logger.Printf("It can be useful to create a logger with request-specific metadata built in")

Using dependencies

Compute@Edge's Go support is currently provided by the TinyGo compiler, which supports the WASI (WebAssembly System Interface) system call interface used by Compute@Edge, and generates very small binaries. TinyGo's support for Reflection and other Go features is incomplete, so it doesn't support all standard Go libraries yet, but it is complete enough to be useful and comfortable.

In particular, TinyGo currently doesn't support the full net/http package. The fsthttp package is available in Compute@Edge and can often be used for the same use cases.

Our Fiddle tool allows the use of a subset of packages that we have tested and confirmed will work with Compute@Edge. These include packages that can fill the gaps where language features are missing:

This is a tiny fraction of the modules which will work on Compute@Edge, but these are the most commonly useful modules when building applications.

Testing and debugging

Logging is the main mechanism to debug Compute@Edge programs. Log output from live services can be monitored via live log tailing. The local test server and Fastly Fiddle display all log output automatically. See Testing & debugging for more information about choosing an environment in which to test your program.

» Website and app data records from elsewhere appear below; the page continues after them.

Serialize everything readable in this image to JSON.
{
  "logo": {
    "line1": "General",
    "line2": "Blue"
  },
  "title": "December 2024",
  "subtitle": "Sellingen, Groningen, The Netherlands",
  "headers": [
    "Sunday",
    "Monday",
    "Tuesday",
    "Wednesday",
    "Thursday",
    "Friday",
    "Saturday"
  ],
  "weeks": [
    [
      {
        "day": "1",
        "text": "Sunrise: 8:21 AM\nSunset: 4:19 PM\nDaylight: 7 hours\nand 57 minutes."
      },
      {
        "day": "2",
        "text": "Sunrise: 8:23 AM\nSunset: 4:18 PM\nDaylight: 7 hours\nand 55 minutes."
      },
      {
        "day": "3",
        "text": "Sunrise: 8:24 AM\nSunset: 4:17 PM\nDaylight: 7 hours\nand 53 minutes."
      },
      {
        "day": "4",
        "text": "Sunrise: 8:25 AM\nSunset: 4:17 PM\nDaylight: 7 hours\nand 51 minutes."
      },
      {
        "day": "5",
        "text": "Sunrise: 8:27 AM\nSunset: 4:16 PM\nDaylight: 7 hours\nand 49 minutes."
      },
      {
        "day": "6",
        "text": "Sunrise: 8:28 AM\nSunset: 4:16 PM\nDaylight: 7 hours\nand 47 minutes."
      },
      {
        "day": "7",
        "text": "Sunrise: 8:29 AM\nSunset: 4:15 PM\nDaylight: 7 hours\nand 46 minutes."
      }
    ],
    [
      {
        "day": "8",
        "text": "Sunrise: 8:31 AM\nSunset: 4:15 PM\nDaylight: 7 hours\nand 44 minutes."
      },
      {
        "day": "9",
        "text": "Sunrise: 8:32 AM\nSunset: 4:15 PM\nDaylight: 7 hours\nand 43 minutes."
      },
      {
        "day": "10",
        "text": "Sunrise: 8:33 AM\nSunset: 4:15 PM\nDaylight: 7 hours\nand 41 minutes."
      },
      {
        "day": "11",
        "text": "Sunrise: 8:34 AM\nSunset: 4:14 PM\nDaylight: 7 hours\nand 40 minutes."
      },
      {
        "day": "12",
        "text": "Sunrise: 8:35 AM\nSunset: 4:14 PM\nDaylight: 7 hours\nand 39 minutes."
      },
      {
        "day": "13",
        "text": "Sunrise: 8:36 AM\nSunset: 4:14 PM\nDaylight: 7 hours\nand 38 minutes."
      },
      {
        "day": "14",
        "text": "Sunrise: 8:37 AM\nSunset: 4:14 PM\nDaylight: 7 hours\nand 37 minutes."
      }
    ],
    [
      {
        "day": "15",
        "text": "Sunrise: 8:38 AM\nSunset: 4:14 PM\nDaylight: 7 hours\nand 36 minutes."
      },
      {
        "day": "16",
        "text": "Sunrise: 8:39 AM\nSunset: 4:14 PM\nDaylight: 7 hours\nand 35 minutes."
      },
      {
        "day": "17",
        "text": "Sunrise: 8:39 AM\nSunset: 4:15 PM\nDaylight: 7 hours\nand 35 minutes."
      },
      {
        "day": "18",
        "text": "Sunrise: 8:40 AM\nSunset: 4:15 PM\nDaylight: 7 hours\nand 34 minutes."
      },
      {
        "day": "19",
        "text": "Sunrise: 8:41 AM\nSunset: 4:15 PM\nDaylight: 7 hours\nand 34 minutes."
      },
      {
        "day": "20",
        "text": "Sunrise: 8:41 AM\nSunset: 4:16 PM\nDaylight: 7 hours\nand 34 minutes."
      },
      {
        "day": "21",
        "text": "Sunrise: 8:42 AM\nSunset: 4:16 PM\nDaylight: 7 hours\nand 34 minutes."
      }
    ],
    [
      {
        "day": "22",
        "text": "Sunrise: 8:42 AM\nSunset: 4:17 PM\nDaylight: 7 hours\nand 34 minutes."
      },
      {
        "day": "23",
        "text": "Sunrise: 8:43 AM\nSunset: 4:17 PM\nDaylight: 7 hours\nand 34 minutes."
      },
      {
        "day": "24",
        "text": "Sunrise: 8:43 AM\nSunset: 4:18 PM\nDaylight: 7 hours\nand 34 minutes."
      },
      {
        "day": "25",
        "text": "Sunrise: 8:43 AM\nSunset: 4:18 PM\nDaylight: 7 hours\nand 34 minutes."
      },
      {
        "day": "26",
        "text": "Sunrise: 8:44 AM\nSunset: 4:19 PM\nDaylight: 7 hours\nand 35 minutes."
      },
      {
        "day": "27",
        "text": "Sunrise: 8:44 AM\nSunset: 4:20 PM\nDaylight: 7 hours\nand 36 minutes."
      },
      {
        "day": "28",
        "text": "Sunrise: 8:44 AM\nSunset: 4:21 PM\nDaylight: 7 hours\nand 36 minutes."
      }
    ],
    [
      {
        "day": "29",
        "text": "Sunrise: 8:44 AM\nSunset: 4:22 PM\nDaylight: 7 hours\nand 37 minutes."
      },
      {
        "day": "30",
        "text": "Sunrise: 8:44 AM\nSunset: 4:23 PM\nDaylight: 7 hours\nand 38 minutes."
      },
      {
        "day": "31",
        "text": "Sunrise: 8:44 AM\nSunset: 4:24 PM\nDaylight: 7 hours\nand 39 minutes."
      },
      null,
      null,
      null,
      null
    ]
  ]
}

Most common logging requirements involve HTTP requests and responses. It's important to do this in a way that doesn't affect the main program logic, since consuming a response body can only be done once. The section Parsing and transforming responses demonstrates how you can read the response body, transform the content, then reassign the updated content so it may be read again using io.NopCloser before being written to the client.

Unit testing

You may choose to write unit tests for small, independent pieces of your Go code intended for Compute@Edge. However, Compute@Edge apps heavily depend on and interact with Fastly features and your own systems.

You can use go test -tags nofastlyhostcalls or tinygo test -tags nofastlyhostcalls to run unit tests for code that imports the fastly/compute-sdk-go package, as long as they don't do any I/O using those modules. Integration tests that do I/O can be run inside a local test server using the Fastly CLI running fastly compute serve.

Functions should ideally have a signature that makes it easy to test. Avoid accepting concrete Fastly types in favour of more primitive types or use an interface. This allows the test environment to easily define a mock implementation.


The TinyGo compiler provides various build options that can help optimize your compiled Wasm binary.

These options are set on the tinygo build command using flags.

-no-debugReduced size of Wasm binaryNo line numbers will be present in panic tracebacks
-opt=2Improved runtime performanceSlightly larger Wasm binary, and less informative tracebacks
-gc=leakingImproved runtime performanceNo automated garbage collection

To configure these optimizations, define a custom build field inside your project's fastly.toml:

build = "mkdir -p bin/ && tinygo build -no-debug -opt=2 -gc=leaking -target=wasi -o bin/main.wasm . && fastly compute pack --wasm-binary bin/main.wasm"